The New Hampshire Department of Education released last year’s Smarter Balanced and SAT scores which showed a decline in math and ELA proficiency. New Hampshire’s students take Smarter Balanced in grades 3-8 and grade 11 they take the SAT.
Each grade that took the Smarter Balanced Assessment saw a decline in math and ELA proficiency. The lone bright spot was with 11th-graders taking the SAT who had a three percent gain (44 percent) in math from last year. Even so, less than half of the Granite State’s juniors are proficient in math.
“We are obviously concerned about the decline in student performance and will be working closely with schools to understand the underlying drivers,” commented Frank Edelblut, Commissioner of Education. “It is interesting that all of the states that participated in the Smarter Balanced consortium for 2016-2017 saw a similar decline in their English language arts results, except California, which stayed even.”
“Now that the data has been certified, we will do some deep analysis to understand the results, looking at how our districts, schools, and subgroups performed,” stated Sandie MacDonald, the administrator for the Bureau of Instructional Support and Student Assessment. “While schools and families have had individualized student information to assist in supporting students since last spring, this is the Departments first opportunity to look at the aggregate state and district data we need to support our schools.”
I suspect what they will probably find as they do “deep analysis,” as other states have seen, is that they have a widening proficiency gap with their minority students.
Something that jumped out at me looking at these scores is how New Hampshire lacks California’s “hope.” In California, educrats were latching onto hope because of their third graders, who started kindergarten under Common Core, saw a slight increase collectively than previous third graders.
It is a false hope as I wrote:
Some are getting excited about less than one-half of California’s third graders meeting and exceeding standards. Also, apparently the definition of “relatively high” has changed. These students have been under Common Core since the beginning and still, only 47 percent meet or exceed the standards.
In 2016, 46 percent of third-graders met or exceeded standards. As fourth-graders this year only 40.45 percent do. In 2015, 40 percent of third-graders met or exceeded standards, but as fifth-graders this year only 33.83 percent do.
So the only thing I see here is that students’ collective scores worsen the longer they are under Common Core.

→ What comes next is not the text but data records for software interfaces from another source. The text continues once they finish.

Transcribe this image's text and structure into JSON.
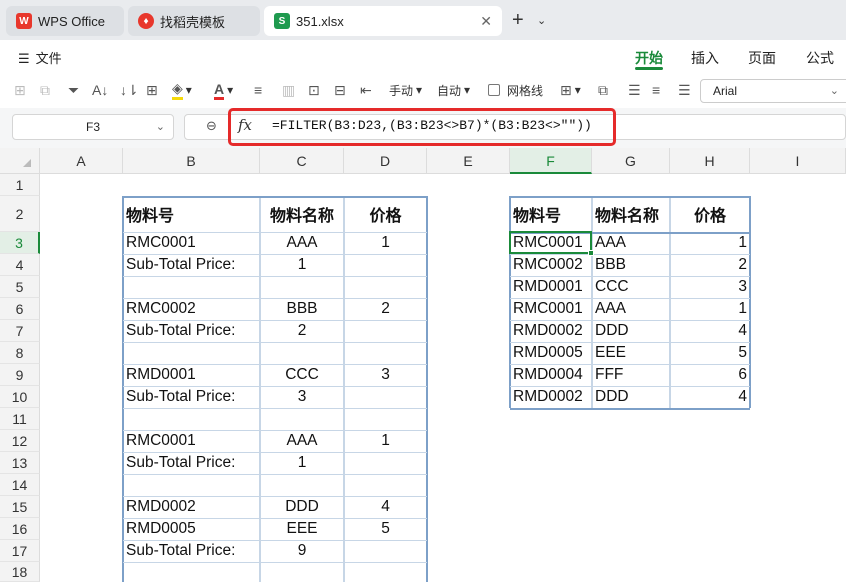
{
  "tabs": {
    "wps": "WPS Office",
    "template": "找稻壳模板",
    "file": "351.xlsx",
    "file_icon": "S"
  },
  "menu": {
    "file": "文件",
    "ribbon": [
      "开始",
      "插入",
      "页面",
      "公式"
    ]
  },
  "toolbar": {
    "manual": "手动",
    "auto": "自动",
    "gridlines": "网格线",
    "font": "Arial"
  },
  "formula_bar": {
    "name_box": "F3",
    "fx": "fx",
    "formula": "=FILTER(B3:D23,(B3:B23<>B7)*(B3:B23<>\"\"))"
  },
  "grid": {
    "columns": [
      "A",
      "B",
      "C",
      "D",
      "E",
      "F",
      "G",
      "H",
      "I"
    ],
    "rows": [
      "1",
      "2",
      "3",
      "4",
      "5",
      "6",
      "7",
      "8",
      "9",
      "10",
      "11",
      "12",
      "13",
      "14",
      "15",
      "16",
      "17",
      "18"
    ],
    "selected_col": "F",
    "selected_row": "3"
  },
  "left_table": {
    "headers": [
      "物料号",
      "物料名称",
      "价格"
    ],
    "rows": [
      [
        "RMC0001",
        "AAA",
        "1"
      ],
      [
        "Sub-Total Price:",
        "1",
        ""
      ],
      [
        "",
        "",
        ""
      ],
      [
        "RMC0002",
        "BBB",
        "2"
      ],
      [
        "Sub-Total Price:",
        "2",
        ""
      ],
      [
        "",
        "",
        ""
      ],
      [
        "RMD0001",
        "CCC",
        "3"
      ],
      [
        "Sub-Total Price:",
        "3",
        ""
      ],
      [
        "",
        "",
        ""
      ],
      [
        "RMC0001",
        "AAA",
        "1"
      ],
      [
        "Sub-Total Price:",
        "1",
        ""
      ],
      [
        "",
        "",
        ""
      ],
      [
        "RMD0002",
        "DDD",
        "4"
      ],
      [
        "RMD0005",
        "EEE",
        "5"
      ],
      [
        "Sub-Total Price:",
        "9",
        ""
      ],
      [
        "",
        "",
        ""
      ]
    ]
  },
  "right_table": {
    "headers": [
      "物料号",
      "物料名称",
      "价格"
    ],
    "rows": [
      [
        "RMC0001",
        "AAA",
        "1"
      ],
      [
        "RMC0002",
        "BBB",
        "2"
      ],
      [
        "RMD0001",
        "CCC",
        "3"
      ],
      [
        "RMC0001",
        "AAA",
        "1"
      ],
      [
        "RMD0002",
        "DDD",
        "4"
      ],
      [
        "RMD0005",
        "EEE",
        "5"
      ],
      [
        "RMD0004",
        "FFF",
        "6"
      ],
      [
        "RMD0002",
        "DDD",
        "4"
      ]
    ]
  },
  "colors": {
    "accent": "#1a8a3a",
    "highlight": "#e52a2a",
    "table_border": "#7da0c8",
    "wps_red": "#e8372c"
  }
}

New Hampshire can still point to a higher proficiency rate, but they also have fewer ESL learners, fewer minority students, etc. who historically have not performed as well on standardized assessments. What New Hampshire can’t point to is collective growth in their proficiency rate among third graders.